:: DATA PROVIDED

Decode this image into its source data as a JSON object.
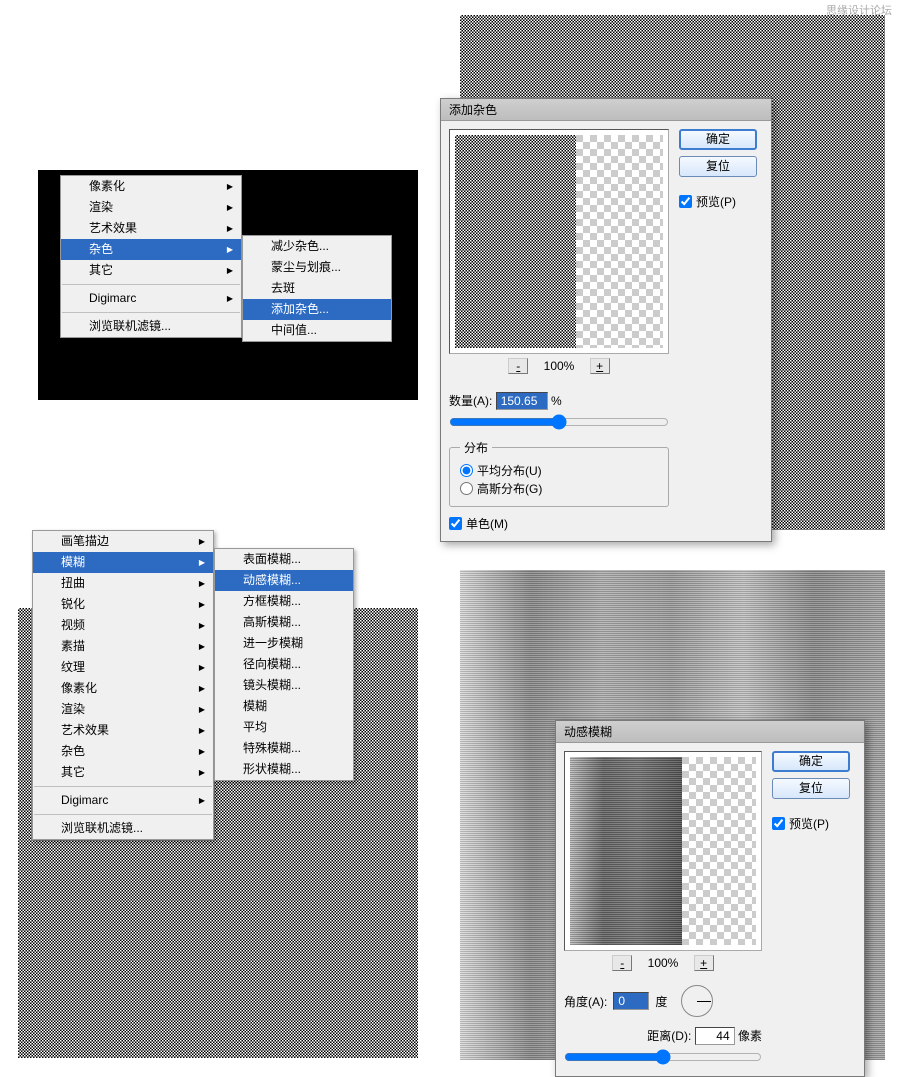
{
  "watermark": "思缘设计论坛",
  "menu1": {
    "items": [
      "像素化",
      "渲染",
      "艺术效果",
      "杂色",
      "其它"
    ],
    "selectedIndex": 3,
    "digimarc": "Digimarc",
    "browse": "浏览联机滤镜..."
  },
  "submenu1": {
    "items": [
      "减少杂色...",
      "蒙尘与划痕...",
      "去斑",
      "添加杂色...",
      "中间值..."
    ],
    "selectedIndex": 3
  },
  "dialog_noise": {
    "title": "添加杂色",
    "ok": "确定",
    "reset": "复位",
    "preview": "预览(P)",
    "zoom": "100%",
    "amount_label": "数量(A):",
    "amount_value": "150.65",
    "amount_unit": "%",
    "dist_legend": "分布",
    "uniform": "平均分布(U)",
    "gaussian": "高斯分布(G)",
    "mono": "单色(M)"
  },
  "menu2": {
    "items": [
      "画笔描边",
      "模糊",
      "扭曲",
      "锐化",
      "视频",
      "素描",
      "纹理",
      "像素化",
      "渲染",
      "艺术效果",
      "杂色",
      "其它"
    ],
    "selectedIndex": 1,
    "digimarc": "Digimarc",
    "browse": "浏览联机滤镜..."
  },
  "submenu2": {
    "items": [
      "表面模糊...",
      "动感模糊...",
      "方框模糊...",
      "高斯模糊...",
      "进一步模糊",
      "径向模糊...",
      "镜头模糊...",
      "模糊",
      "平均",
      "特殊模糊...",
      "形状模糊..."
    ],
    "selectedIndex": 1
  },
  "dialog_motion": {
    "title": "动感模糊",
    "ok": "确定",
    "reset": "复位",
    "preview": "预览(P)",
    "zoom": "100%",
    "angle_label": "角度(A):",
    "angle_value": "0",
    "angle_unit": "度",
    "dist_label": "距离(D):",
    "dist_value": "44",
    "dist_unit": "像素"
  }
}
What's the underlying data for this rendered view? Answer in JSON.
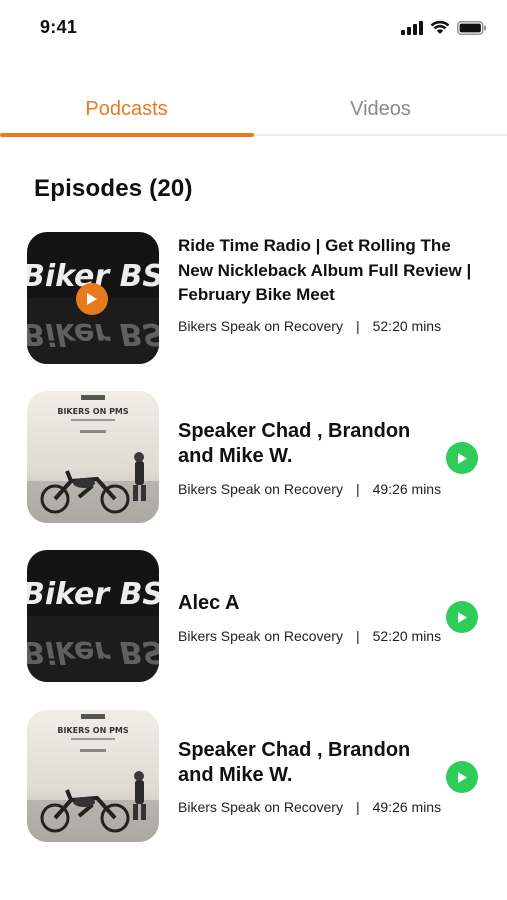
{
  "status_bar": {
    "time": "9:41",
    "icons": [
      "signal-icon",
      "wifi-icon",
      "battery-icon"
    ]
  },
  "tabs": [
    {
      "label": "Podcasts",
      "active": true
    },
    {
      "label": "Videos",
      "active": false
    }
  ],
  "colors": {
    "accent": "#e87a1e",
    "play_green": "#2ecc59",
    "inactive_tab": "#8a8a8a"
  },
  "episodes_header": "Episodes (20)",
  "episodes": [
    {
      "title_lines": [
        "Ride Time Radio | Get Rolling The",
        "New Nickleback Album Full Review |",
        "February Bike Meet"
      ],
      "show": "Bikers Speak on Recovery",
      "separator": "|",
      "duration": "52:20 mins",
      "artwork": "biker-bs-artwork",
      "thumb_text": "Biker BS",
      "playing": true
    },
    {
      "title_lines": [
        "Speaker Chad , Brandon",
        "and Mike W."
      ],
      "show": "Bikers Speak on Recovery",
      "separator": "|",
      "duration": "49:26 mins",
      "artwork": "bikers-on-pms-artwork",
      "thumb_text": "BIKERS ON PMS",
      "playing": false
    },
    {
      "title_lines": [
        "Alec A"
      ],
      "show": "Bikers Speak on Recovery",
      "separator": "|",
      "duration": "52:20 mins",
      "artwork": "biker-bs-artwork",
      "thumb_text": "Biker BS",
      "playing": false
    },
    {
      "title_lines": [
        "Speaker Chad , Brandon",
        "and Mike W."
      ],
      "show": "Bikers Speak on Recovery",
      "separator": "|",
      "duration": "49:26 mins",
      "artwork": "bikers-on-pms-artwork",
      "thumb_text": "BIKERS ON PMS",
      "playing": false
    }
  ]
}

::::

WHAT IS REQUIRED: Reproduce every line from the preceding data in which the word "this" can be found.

YOUR RESPONSE:
Decode this image into its source data as a JSON object.
What's the underlying data for this rendered view? Answer in JSON.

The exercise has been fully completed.